James." I explained that it was an advert. But without someone to explain
it, she probably would've clicked through.
To me, that sort of advertising is pretty evil. They know you're on a
webmail site; they know that some of the people using it are going to be
newbies. So advertising a messaging service there, in the form that
mimicks a message service, has a pretty high chance of deceiving a newbie
to click through.
> You don't notice the Google side boxes because you're concentrating on
> the results. You don't notice banner ads because you're concentrating
> on the page content.
There's this thing they talk about in Cognitive Psychology called 'locus
of attention'; its relation to HCI is discussed at length in a wonderful
book by Jef Raskin called 'The Human Interface'. The basic idea is that
people can only hold one particular task at a time in their conscious
attention. He uses terms like cognitive conscious and cognitive
unconscious to explain this - we background certain things but really do
tend to 'tunnel' on one only.
I can imagine a bunch of people on this list saying 'bollox' to that, but
he argues the point very well, and I can only encourage you to go and read
it. I'd, er, try and repeat the argument here, but my copy went wandering
and I have the memory of a goldfish.
I should probably get another one. Book, that is.
Aaaanyway, my point is that Simon's right - you really only concentrate on
one thing at once.
If the advertising is closely related to the user's task (or appears to be
related) it could well achieve higher clickthrough rates.
> But marketing games are very successful, because the marketing is
> *fun*, and it's the reason you're at the page to start with. You don't
> notice you're being marketed to, and therefore don't put up walls
> against it.
Or even this - that you're concentrating on playing the game, and it's
fun. And you don't really care who made it or why. If the game's about,
say, football, and you're playing it cause you like football, and the

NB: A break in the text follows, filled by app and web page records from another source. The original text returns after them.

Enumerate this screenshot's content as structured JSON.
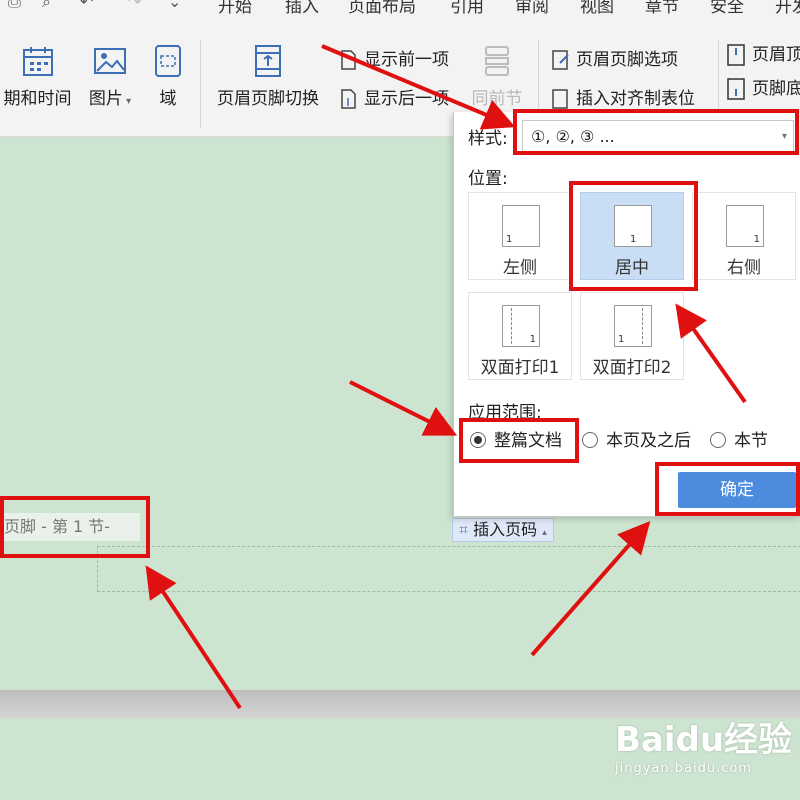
{
  "menubar": {
    "items": [
      "开始",
      "插入",
      "页面布局",
      "引用",
      "审阅",
      "视图",
      "章节",
      "安全",
      "开发"
    ]
  },
  "ribbon": {
    "date_time": "期和时间",
    "picture": "图片",
    "field": "域",
    "header_footer_switch": "页眉页脚切换",
    "show_prev": "显示前一项",
    "show_next": "显示后一项",
    "same_as_prev": "同前节",
    "header_footer_options": "页眉页脚选项",
    "insert_align_tab": "插入对齐制表位",
    "header_top": "页眉顶",
    "footer_bottom": "页脚底"
  },
  "document": {
    "footer_label": "页脚  - 第 1 节-",
    "insert_page_number": "插入页码"
  },
  "panel": {
    "style_label": "样式:",
    "style_value": "①, ②, ③ ...",
    "position_label": "位置:",
    "positions": [
      "左侧",
      "居中",
      "右侧",
      "双面打印1",
      "双面打印2"
    ],
    "selected_position": "居中",
    "thumb_number": "1",
    "scope_label": "应用范围:",
    "scopes": [
      "整篇文档",
      "本页及之后",
      "本节"
    ],
    "selected_scope": "整篇文档",
    "ok": "确定"
  },
  "watermark": {
    "logo": "Baidu经验",
    "url": "jingyan.baidu.com"
  },
  "colors": {
    "doc_background": "#cde5d0",
    "annotation_red": "#e01010",
    "ok_button": "#4c8bdd",
    "selected_card": "#c9ddf5"
  }
}
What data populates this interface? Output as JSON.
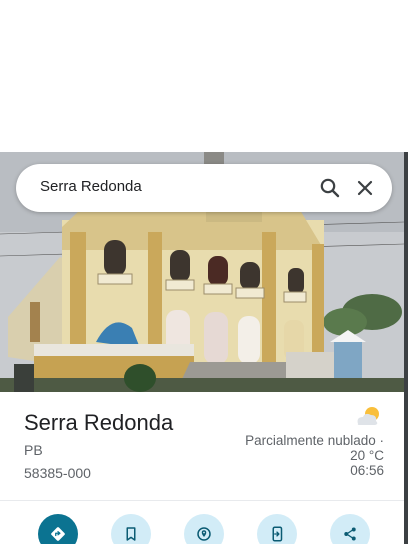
{
  "search": {
    "query": "Serra Redonda",
    "search_icon": "search-icon",
    "close_icon": "close-icon"
  },
  "place": {
    "name": "Serra Redonda",
    "state": "PB",
    "postal_code": "58385-000"
  },
  "weather": {
    "icon": "partly-cloudy-icon",
    "line1": "Parcialmente nublado ·",
    "line2": "20 °C",
    "line3": "06:56"
  },
  "actions": [
    {
      "icon": "directions-icon"
    },
    {
      "icon": "bookmark-icon"
    },
    {
      "icon": "nearby-icon"
    },
    {
      "icon": "send-to-phone-icon"
    },
    {
      "icon": "share-icon"
    }
  ],
  "colors": {
    "primary_action": "#0b7391",
    "secondary_action": "#d2ecf7",
    "action_icon": "#0b5b73"
  }
}
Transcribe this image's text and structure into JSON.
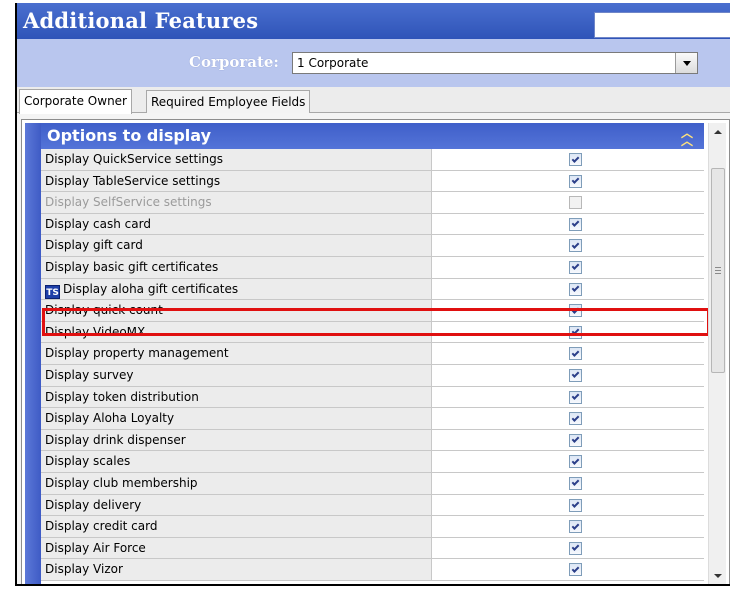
{
  "window": {
    "title": "Additional Features"
  },
  "filter": {
    "label": "Corporate:",
    "selected": "1 Corporate"
  },
  "tabs": [
    {
      "label": "Corporate Owner",
      "active": true
    },
    {
      "label": "Required Employee Fields",
      "active": false
    }
  ],
  "section": {
    "title": "Options to display"
  },
  "options": [
    {
      "label": "Display QuickService settings",
      "checked": true,
      "enabled": true
    },
    {
      "label": "Display TableService settings",
      "checked": true,
      "enabled": true
    },
    {
      "label": "Display SelfService settings",
      "checked": false,
      "enabled": false
    },
    {
      "label": "Display cash card",
      "checked": true,
      "enabled": true
    },
    {
      "label": "Display gift card",
      "checked": true,
      "enabled": true
    },
    {
      "label": "Display basic gift certificates",
      "checked": true,
      "enabled": true
    },
    {
      "label": "Display aloha gift certificates",
      "checked": true,
      "enabled": true,
      "icon": "ts-icon",
      "icon_text": "TS"
    },
    {
      "label": "Display quick count",
      "checked": true,
      "enabled": true,
      "highlighted": true
    },
    {
      "label": "Display VideoMX",
      "checked": true,
      "enabled": true
    },
    {
      "label": "Display property management",
      "checked": true,
      "enabled": true
    },
    {
      "label": "Display survey",
      "checked": true,
      "enabled": true
    },
    {
      "label": "Display token distribution",
      "checked": true,
      "enabled": true
    },
    {
      "label": "Display Aloha Loyalty",
      "checked": true,
      "enabled": true
    },
    {
      "label": "Display drink dispenser",
      "checked": true,
      "enabled": true
    },
    {
      "label": "Display scales",
      "checked": true,
      "enabled": true
    },
    {
      "label": "Display club membership",
      "checked": true,
      "enabled": true
    },
    {
      "label": "Display delivery",
      "checked": true,
      "enabled": true
    },
    {
      "label": "Display credit card",
      "checked": true,
      "enabled": true
    },
    {
      "label": "Display Air Force",
      "checked": true,
      "enabled": true
    },
    {
      "label": "Display Vizor",
      "checked": true,
      "enabled": true
    }
  ],
  "colors": {
    "title_bar": "#3a5fc6",
    "filter_bar": "#b9c6ee",
    "highlight": "#e01010"
  }
}
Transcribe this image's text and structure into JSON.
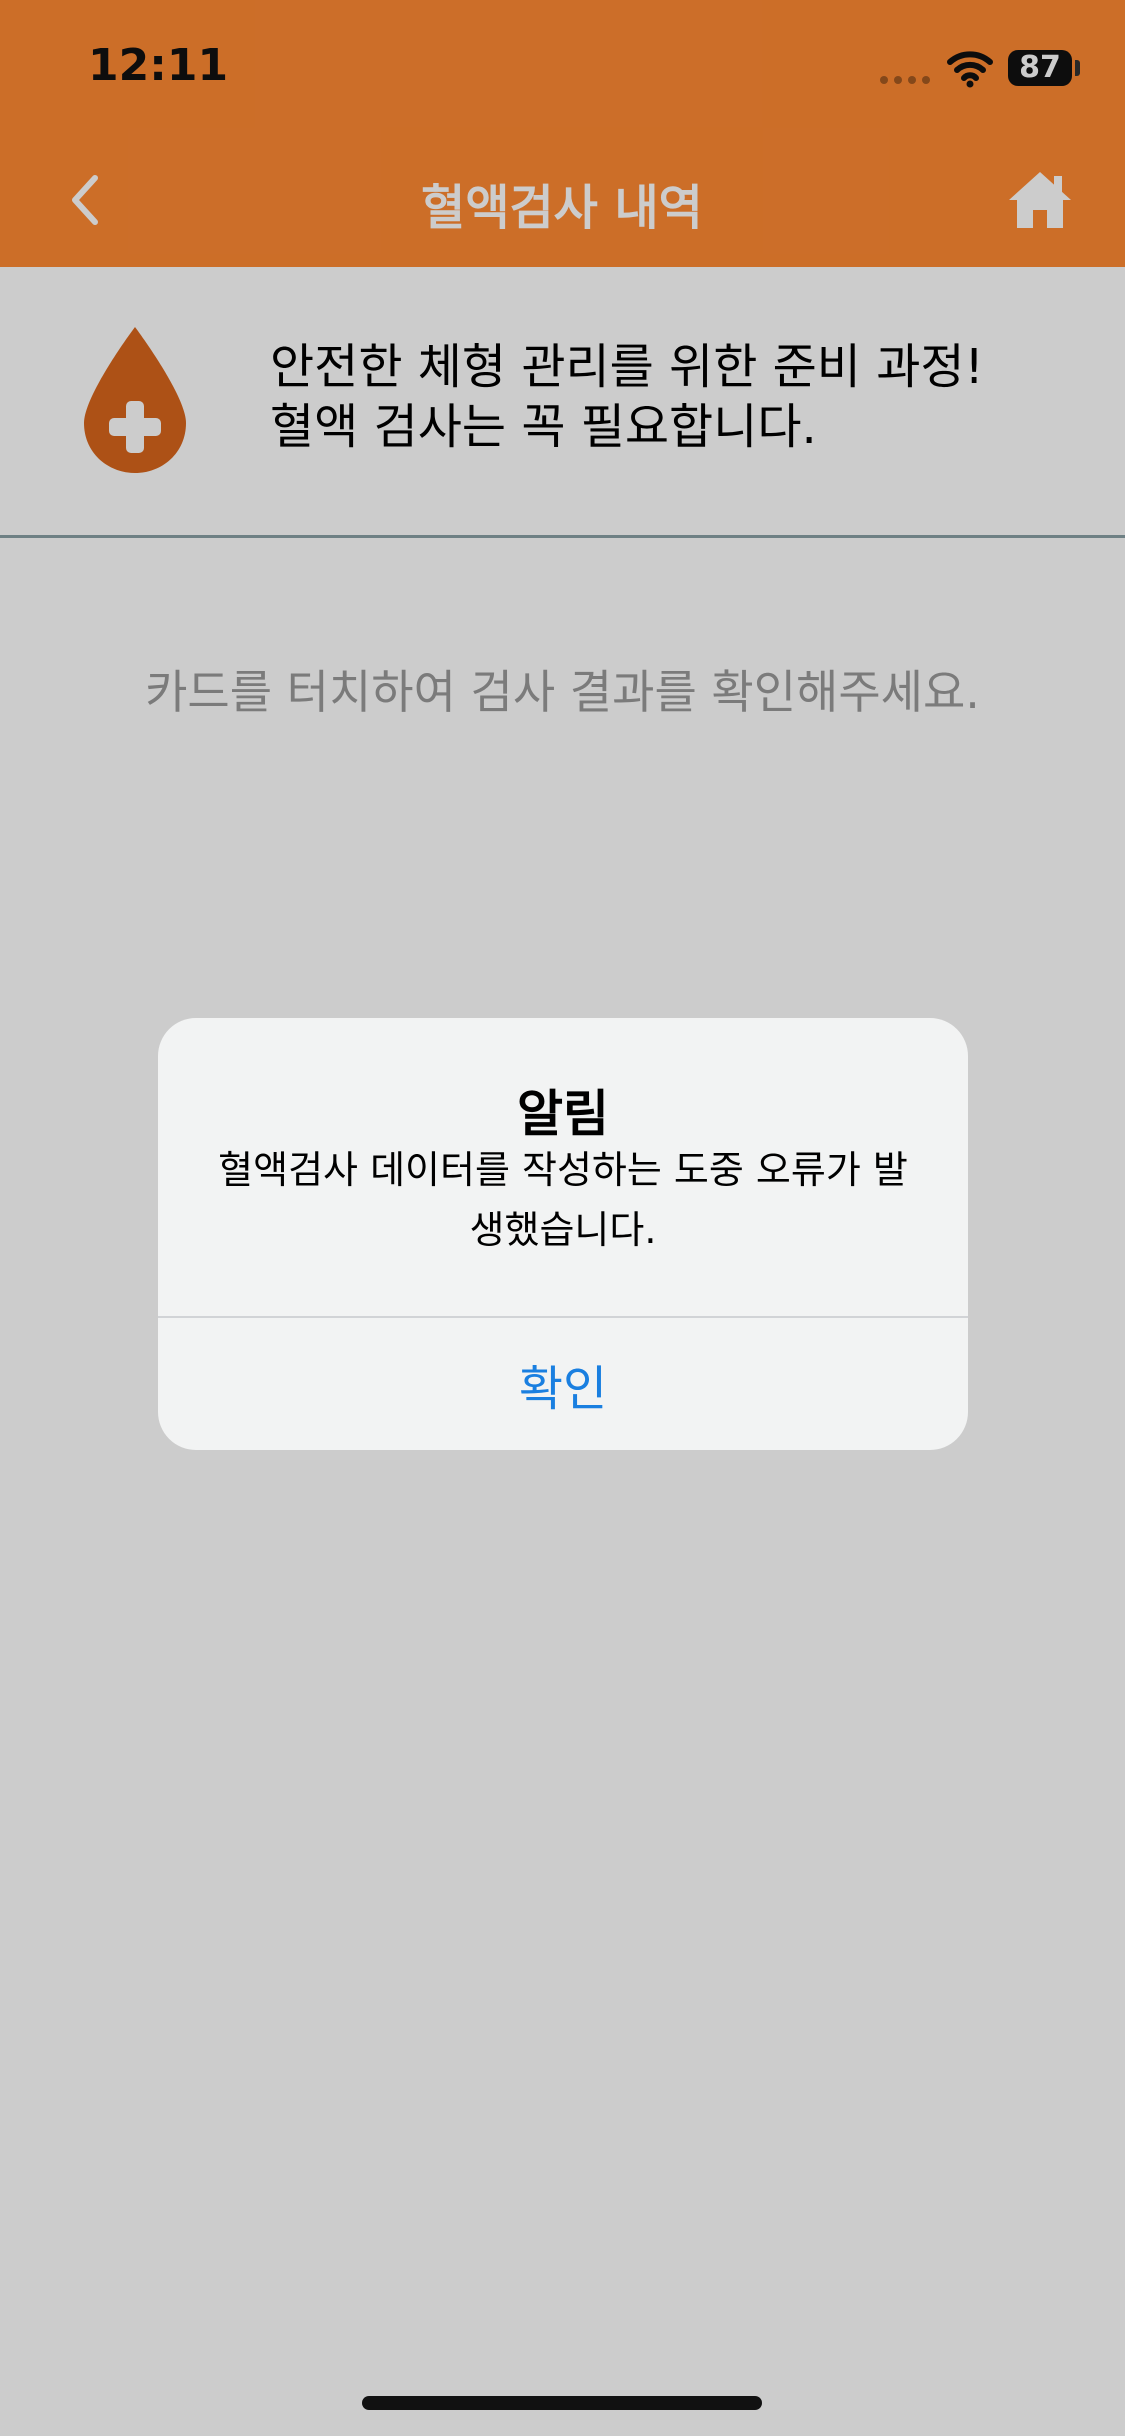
{
  "status_bar": {
    "time": "12:11",
    "battery": "87",
    "icons": [
      "signal-dots-icon",
      "wifi-icon",
      "battery-icon"
    ]
  },
  "nav": {
    "title": "혈액검사 내역",
    "back_icon": "chevron-left-icon",
    "home_icon": "home-icon"
  },
  "banner": {
    "icon": "blood-drop-plus-icon",
    "line1": "안전한 체형 관리를 위한 준비 과정!",
    "line2": "혈액 검사는 꼭 필요합니다."
  },
  "hint": "카드를 터치하여 검사 결과를 확인해주세요.",
  "alert": {
    "title": "알림",
    "message": "혈액검사 데이터를 작성하는 도중 오류가 발생했습니다.",
    "confirm_label": "확인"
  },
  "colors": {
    "header": "#ff8a33",
    "accent": "#d9661c",
    "link": "#1a7fe0"
  }
}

links at the end are to football sites, then you might click on
them. Whether it's advertising or not becomes less imporant.
(hoping that made sense)